Berlin has long backed the idea of encouraging a 'responsible' government in China, facing flak for not openly condemning Beijing’s post-COVID-19 attempts at aggressive ‘'influencing' operations, the Huawei 5G issue, and aggressive asset hunting by Chinese firms. Germany accounted for 42 percent of EU trade to China in 2019, an explainer for why it maintains a balancing act despite criticism. However, neither is Angela Merkel’s government one to take threats from China, as Maas warned the visiting Chinese Foreign Minister Wang Yi recently, in response to Beijing taking umbrage at the visit of a senior Czech official to Taiwan.
France’s policy paper is typically more forthright even as it calls for “Inclusivity”. It states its ‘interests’ without preamble to include about 8,000 stationed troops,1.3 million French citizens, 150,000 expatriates, with the Indo-Pacific constituting 93 percent of its Exclusive Economic Zone. An earlier paper from the defence ministry details French military presence and its string of bases, with a special highlighting of its exercises with India and its presence not just in La Reunion, but also in the Combined Joint Task Force in the Arabian Sea.
French President Emmanuel Macron’s position on China is to quietly engage, while looking for alternatives. As analysts point out, Macron is reaching out to Russia, despite stiff opposition from fellow Europeans, to prevent Moscow from falling into Chinese hands. Paris’ objective in the SIP, however, is perplexing. It wants to be a ‘mediating’ force in an inclusive Indo-Pacific’. No wonder then that despite its ban on Huawei, Wang Yi paid fulsome praise to bilateral ties.
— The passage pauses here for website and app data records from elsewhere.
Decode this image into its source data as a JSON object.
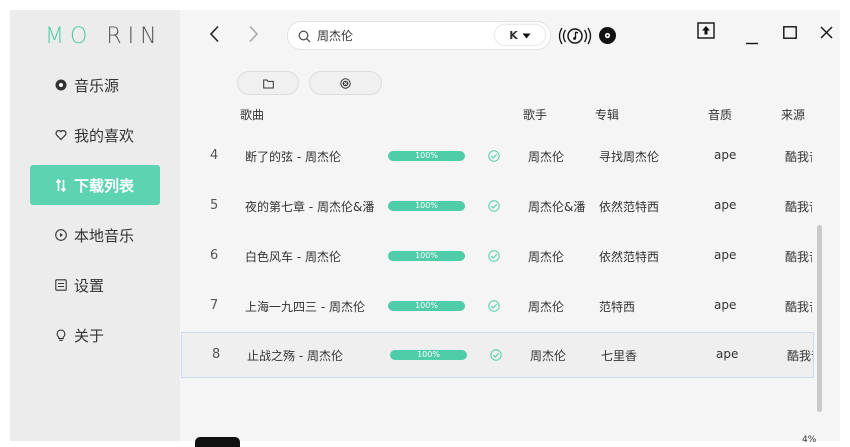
{
  "app": {
    "logo_accent": "MO",
    "logo_rest": "RIN",
    "accent_color": "#4fcda8",
    "window_controls": [
      "minimize-icon",
      "maximize-icon",
      "close-icon"
    ]
  },
  "sidebar": {
    "items": [
      {
        "label": "音乐源",
        "icon": "record-icon",
        "active": false
      },
      {
        "label": "我的喜欢",
        "icon": "heart-icon",
        "active": false
      },
      {
        "label": "下载列表",
        "icon": "sort-arrows-icon",
        "active": true
      },
      {
        "label": "本地音乐",
        "icon": "play-circle-icon",
        "active": false
      },
      {
        "label": "设置",
        "icon": "settings-icon",
        "active": false
      },
      {
        "label": "关于",
        "icon": "bulb-icon",
        "active": false
      }
    ]
  },
  "toolbar": {
    "search_value": "周杰伦",
    "source_badge": "K",
    "toolbar_icons": [
      "back-icon",
      "forward-icon",
      "search-icon",
      "chevron-down-icon",
      "listening-icon",
      "vinyl-icon",
      "upload-icon"
    ]
  },
  "actions": {
    "icons": [
      "folder-icon",
      "clear-icon"
    ]
  },
  "table": {
    "headers": {
      "song": "歌曲",
      "singer": "歌手",
      "album": "专辑",
      "quality": "音质",
      "source": "来源"
    },
    "rows": [
      {
        "num": "4",
        "song": "断了的弦 - 周杰伦",
        "progress": "100%",
        "singer": "周杰伦",
        "album": "寻找周杰伦",
        "quality": "ape",
        "source": "酷我音乐"
      },
      {
        "num": "5",
        "song": "夜的第七章 - 周杰伦&潘",
        "progress": "100%",
        "singer": "周杰伦&潘",
        "album": "依然范特西",
        "quality": "ape",
        "source": "酷我音乐"
      },
      {
        "num": "6",
        "song": "白色风车 - 周杰伦",
        "progress": "100%",
        "singer": "周杰伦",
        "album": "依然范特西",
        "quality": "ape",
        "source": "酷我音乐"
      },
      {
        "num": "7",
        "song": "上海一九四三 - 周杰伦",
        "progress": "100%",
        "singer": "周杰伦",
        "album": "范特西",
        "quality": "ape",
        "source": "酷我音乐"
      },
      {
        "num": "8",
        "song": "止战之殇 - 周杰伦",
        "progress": "100%",
        "singer": "周杰伦",
        "album": "七里香",
        "quality": "ape",
        "source": "酷我音乐",
        "selected": true
      }
    ]
  },
  "player": {
    "volume_label": "4%"
  }
}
China meanwhile is taking note. An article in CGTN notes with trepidation, the ‘return’ of Europe to the Indo-Pacific, even as Beijing woos ASEAN, whose own SIP is a masterpiece of balancing. However, things are changing. Malaysia rejected China’s claims in the South China Sea a few months ago, and Vietnam is charting its own path. Meanwhile, a welter of online meetings included the ASEAN-EU meeting, which while welcoming a $280 bn bilateral trade, omitted naturally to mention that post-lockdown ASEAN is now China's largest trading partner. With every ‘strategy’ noting the ‘centrality’ of ASEAN, that makes things a bit sticky.
For India, there is both an opportunity and a threat in this proliferation of SIPs. Engaging France is not difficult given defence orders, and common interests, including on terrorism. Macron’s reach out to Russia matches with New Delhi’s objectives as well. India’s envoy recently stressed commonalities on the Indo-Pacific -despite Russian public resistance, and an effort is on to bring it into India’s ‘Indian Ocean Initiative’. There is also the new France- Australia- India trilateral ‘to ensure an open, inclusive and prosperous Indo-Pacific Region’.
Germany, in its role as President of the European Union, is of little interest. Europe has never been able to fuse a common security policy, and China easily plays one against the other. Germany by itself can cut off vital dual use technology to China if it chooses to. The challenge for New Delhi is to persuade Berlin to make that choice.
India is playing a very delicate game, now playing up Quad — the grouping with the US, Japan and Australia — and at other times reaching out to non-members, and stout opponents alike. The threat is real; which is that the whole ‘Indo-Pacific’ game may slip out of its hands, and into those with different priorities and interests. The ‘little black dress’, after all, eventually went out of Chanel’s hands, and into the streets and supermarkets. That’s the fate of fashion and strategy. Imitations are rife, and it gets difficult to spot the original.Tara Kartha is former director, National Security Council Secretariat. Views are personal